How many of you went out to see the super moon lunar eclipse that happened this past late September evening? I decided to take a break from studying Organic Chemistry to see the eclipse since it was a rare moment that will not happen again until 2033. That’s nearly eighteen years from now. When I went out to see the moon, I had to take my white cane with me in order to be safe. Regardless of having the white cane, I still nearly tripped on the steps from my dorm because I was not paying attention. I could still see the blood red moon staining the sky due to its brightness. However, I had to go out with my white cane because my night vision is really poor. When 2033 comes around, I hope to have a stable job that I love doing. Not only that, I want to be outside in the dark with full night vision and no white cane. I believe it is one hundred percent possible to cure Usher Syndrome by 2033.
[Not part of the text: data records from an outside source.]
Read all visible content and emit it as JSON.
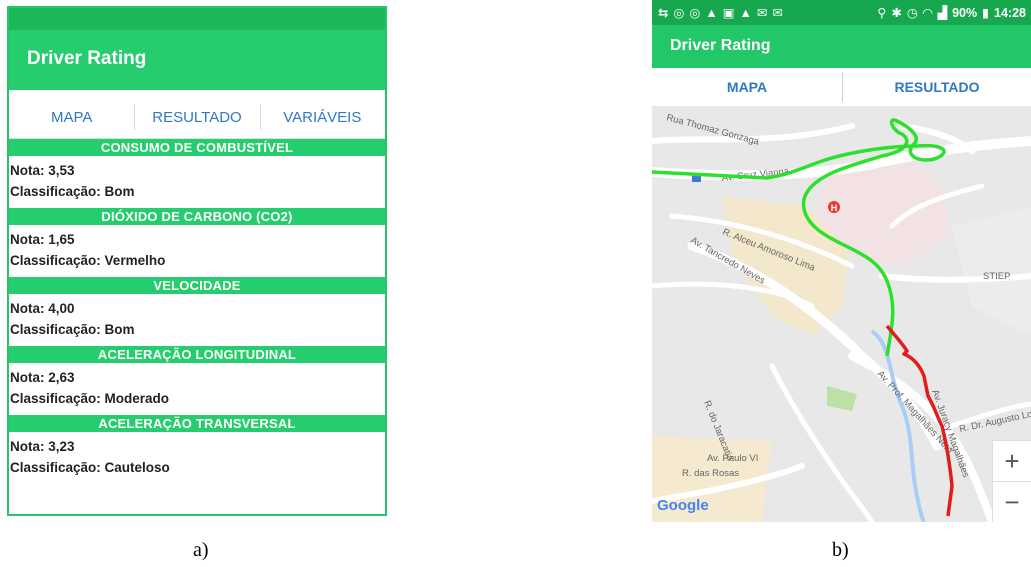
{
  "screenshot_a": {
    "app_title": "Driver Rating",
    "tabs": [
      "MAPA",
      "RESULTADO",
      "VARIÁVEIS"
    ],
    "sections": [
      {
        "title": "CONSUMO DE COMBUSTÍVEL",
        "nota": "Nota: 3,53",
        "classificacao": "Classificação: Bom"
      },
      {
        "title": "DIÓXIDO DE CARBONO (CO2)",
        "nota": "Nota: 1,65",
        "classificacao": "Classificação: Vermelho"
      },
      {
        "title": "VELOCIDADE",
        "nota": "Nota: 4,00",
        "classificacao": "Classificação: Bom"
      },
      {
        "title": "ACELERAÇÃO LONGITUDINAL",
        "nota": "Nota: 2,63",
        "classificacao": "Classificação: Moderado"
      },
      {
        "title": "ACELERAÇÃO TRANSVERSAL",
        "nota": "Nota: 3,23",
        "classificacao": "Classificação: Cauteloso"
      }
    ]
  },
  "screenshot_b": {
    "status": {
      "battery": "90%",
      "time": "14:28"
    },
    "app_title": "Driver Rating",
    "tabs": [
      "MAPA",
      "RESULTADO"
    ],
    "map": {
      "streets": {
        "rua_thomaz": "Rua Thomaz Gonzaga",
        "av_cruz_vianna": "Av. Cruz Vianna",
        "r_alceu": "R. Alceu Amoroso Lima",
        "av_tancredo": "Av. Tancredo Neves",
        "stiep": "STIEP",
        "av_prof": "Av. Prof. Magalhães Neto",
        "r_jaracatia": "R. do Jaracatiá",
        "r_dr_augusto": "R. Dr. Augusto Lo",
        "av_paulo": "Av. Paulo VI",
        "r_rosas": "R. das Rosas",
        "av_juracy": "Av. Juracy Magalhães"
      },
      "zoom_in": "+",
      "zoom_out": "−",
      "google": "Google"
    }
  },
  "captions": {
    "a": "a)",
    "b": "b)"
  },
  "colors": {
    "green_bar": "#26cd6e",
    "route_green": "#22e022",
    "route_red": "#e41b1b",
    "tab_blue": "#2f78c4"
  }
}
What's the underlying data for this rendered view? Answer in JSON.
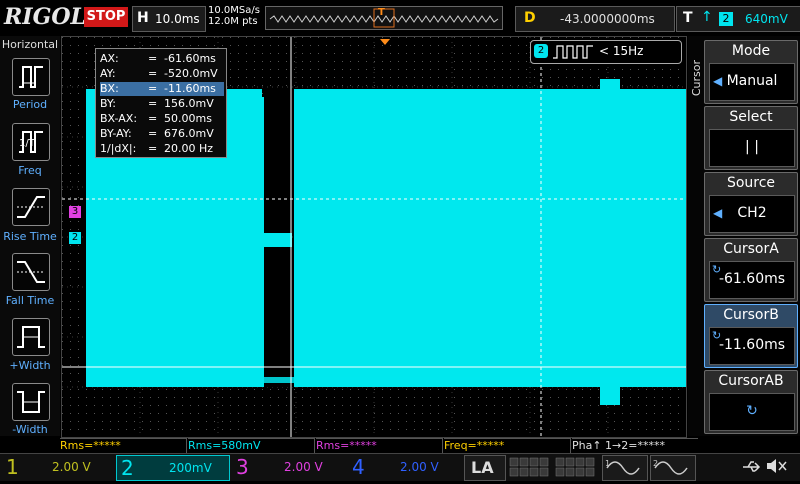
{
  "top": {
    "brand": "RIGOL",
    "run_state": "STOP",
    "h_label": "H",
    "timebase": "10.0ms",
    "sample_rate": "10.0MSa/s",
    "mem_depth": "12.0M pts",
    "trig_marker": "T",
    "delay_label": "D",
    "delay_value": "-43.0000000ms",
    "trig_label": "T",
    "trig_channel": "2",
    "trig_level": "640mV"
  },
  "left_panel": {
    "title": "Horizontal",
    "buttons": [
      "Period",
      "Freq",
      "Rise Time",
      "Fall Time",
      "+Width",
      "-Width"
    ]
  },
  "cursor_readout": {
    "rows": [
      {
        "name": "AX:",
        "eq": "=",
        "value": "-61.60ms"
      },
      {
        "name": "AY:",
        "eq": "=",
        "value": "-520.0mV"
      },
      {
        "name": "BX:",
        "eq": "=",
        "value": "-11.60ms"
      },
      {
        "name": "BY:",
        "eq": "=",
        "value": "156.0mV"
      },
      {
        "name": "BX-AX:",
        "eq": "=",
        "value": "50.00ms"
      },
      {
        "name": "BY-AY:",
        "eq": "=",
        "value": "676.0mV"
      },
      {
        "name": "1/|dX|:",
        "eq": "=",
        "value": "20.00 Hz"
      }
    ],
    "selected_row": 2
  },
  "freq_indicator": {
    "channel": "2",
    "text": "< 15Hz"
  },
  "grid_markers": {
    "ch3": "3",
    "ch2": "2"
  },
  "right_panel": {
    "side_label": "Cursor",
    "mode_title": "Mode",
    "mode_value": "Manual",
    "select_title": "Select",
    "select_value": "| |",
    "source_title": "Source",
    "source_value": "CH2",
    "cursora_title": "CursorA",
    "cursora_value": "-61.60ms",
    "cursorb_title": "CursorB",
    "cursorb_value": "-11.60ms",
    "cursorab_title": "CursorAB"
  },
  "measurements": [
    {
      "label": "Rms=*****",
      "color": "#ffd000"
    },
    {
      "label": "Rms=580mV",
      "color": "#00e5ef"
    },
    {
      "label": "Rms=*****",
      "color": "#e040e0"
    },
    {
      "label": "Freq=*****",
      "color": "#ffd000"
    },
    {
      "label": "Pha↑ 1→2=*****",
      "color": "#e0e0e0"
    }
  ],
  "channels": [
    {
      "num": "1",
      "value": "2.00 V",
      "color": "#c0c020"
    },
    {
      "num": "2",
      "value": "200mV",
      "color": "#00e5ef"
    },
    {
      "num": "3",
      "value": "2.00 V",
      "color": "#e040e0"
    },
    {
      "num": "4",
      "value": "2.00 V",
      "color": "#3060ff"
    }
  ],
  "la_label": "LA",
  "colors": {
    "ch1": "#c0c020",
    "ch2": "#00e5ef",
    "ch3": "#e040e0",
    "ch4": "#3060ff",
    "stop": "#d21818",
    "accent": "#3b6fa3"
  }
}
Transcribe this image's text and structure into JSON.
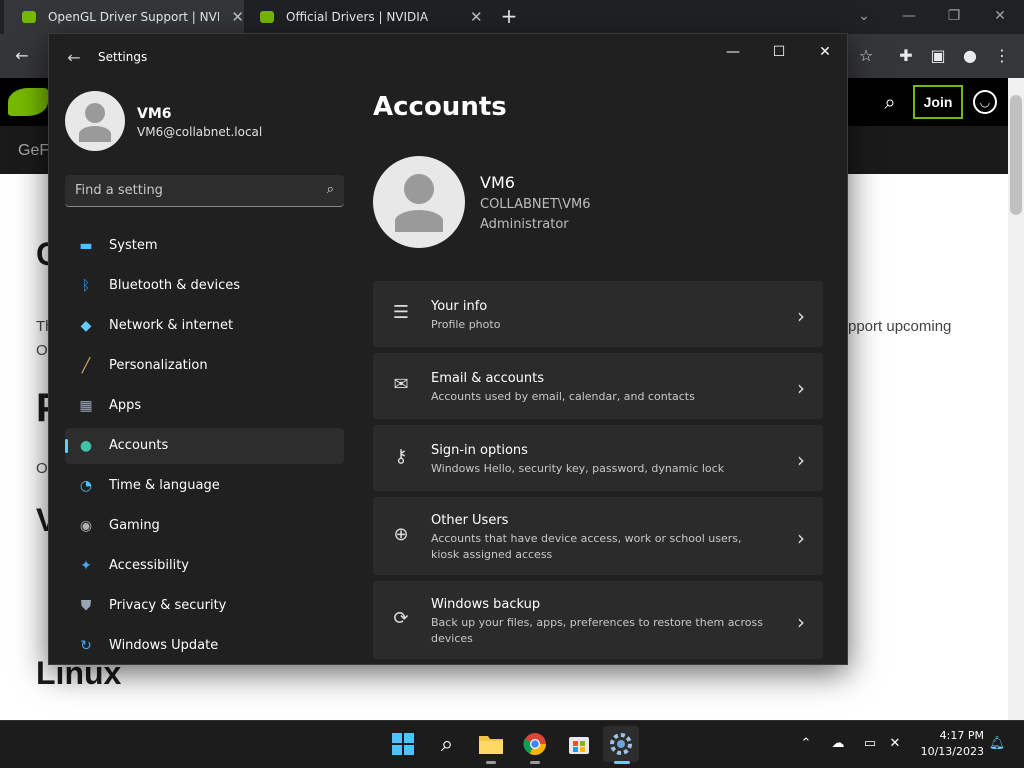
{
  "browser": {
    "tabs": [
      {
        "title": "OpenGL Driver Support | NVIDIA",
        "close": "✕"
      },
      {
        "title": "Official Drivers | NVIDIA",
        "close": "✕"
      }
    ],
    "new_tab": "+"
  },
  "nvidia_page": {
    "join_label": "Join",
    "subnav_fragment": "GeF",
    "left_fragments": [
      "C",
      "Th",
      "O",
      "P",
      "O",
      "V"
    ],
    "right_fragment": "pport upcoming",
    "linux_heading": "Linux"
  },
  "settings": {
    "window_title": "Settings",
    "user": {
      "name": "VM6",
      "email": "VM6@collabnet.local"
    },
    "search": {
      "placeholder": "Find a setting"
    },
    "nav": [
      {
        "label": "System",
        "icon": "monitor-icon",
        "color": "#4cc2ff"
      },
      {
        "label": "Bluetooth & devices",
        "icon": "bluetooth-icon",
        "color": "#3a96dd"
      },
      {
        "label": "Network & internet",
        "icon": "wifi-icon",
        "color": "#60cdff"
      },
      {
        "label": "Personalization",
        "icon": "brush-icon",
        "color": "#e0a96d"
      },
      {
        "label": "Apps",
        "icon": "apps-icon",
        "color": "#9aa5b5"
      },
      {
        "label": "Accounts",
        "icon": "person-icon",
        "color": "#3fc1a5"
      },
      {
        "label": "Time & language",
        "icon": "globe-clock-icon",
        "color": "#4cc2ff"
      },
      {
        "label": "Gaming",
        "icon": "gamepad-icon",
        "color": "#b0b0b0"
      },
      {
        "label": "Accessibility",
        "icon": "accessibility-icon",
        "color": "#3fa9f5"
      },
      {
        "label": "Privacy & security",
        "icon": "shield-icon",
        "color": "#9aa5b5"
      },
      {
        "label": "Windows Update",
        "icon": "update-icon",
        "color": "#3fa9f5"
      }
    ],
    "selected_nav": "Accounts",
    "page_title": "Accounts",
    "account": {
      "name": "VM6",
      "domain": "COLLABNET\\VM6",
      "role": "Administrator"
    },
    "cards": [
      {
        "title": "Your info",
        "subtitle": "Profile photo",
        "icon": "id-card-icon"
      },
      {
        "title": "Email & accounts",
        "subtitle": "Accounts used by email, calendar, and contacts",
        "icon": "mail-icon"
      },
      {
        "title": "Sign-in options",
        "subtitle": "Windows Hello, security key, password, dynamic lock",
        "icon": "key-icon"
      },
      {
        "title": "Other Users",
        "subtitle": "Accounts that have device access, work or school users, kiosk assigned access",
        "icon": "add-user-icon"
      },
      {
        "title": "Windows backup",
        "subtitle": "Back up your files, apps, preferences to restore them across devices",
        "icon": "backup-icon"
      }
    ]
  },
  "taskbar": {
    "time": "4:17 PM",
    "date": "10/13/2023"
  }
}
The only way Usher Syndrome can be cured is if there is a cure for each of the thirteen mutations that cause it. I have Usher Syndrome Type 1F, and one of the issues that comes with it is that it gets little attention because we have no good animal model. It is extremely frustrating for me because there is so much research going on for Usher 1B, the most common type 1, but rarely any for 1F. I want to see research for Type 1F.
I am currently a sophomore at Wheaton College in Norton, MA, and I fully intend on majoring in chemistry. Since my junior or senior year of high school, it has been my dream to be a science major. Back in my sophomore year of high school, I met my chemistry teacher, Mr. Bennett, who literally changed my life. This past summer, I spent six weeks working in my dad’s lab at Beth Israel Deaconess Medical Center. During the six weeks, I rotated with different researchers on different projects. One week, I got to work with a molecular biologist, who showed me DNA extraction, and I was amazed with the role that chemistry played when it came to genetics. It is really interesting seeing how simple atoms and molecules make-up our genetic code.
The reason why it is possible for me to do this research is because I have my vision. I can make observations and explain what is happening when I perform different experiments in a lab. Recently, I did a Google search on blind scientists, and I found almost no blind chemists or biologists. Therefore, if I lose my vision, there would be no possible way for me to continue what I love doing. The question that I leave you with is, “How would you feel if you were told you were going to go blind and would have to give up something you love?” I do not know my answer to that question because I cannot imagine being blind or giving up the one thing I love doing.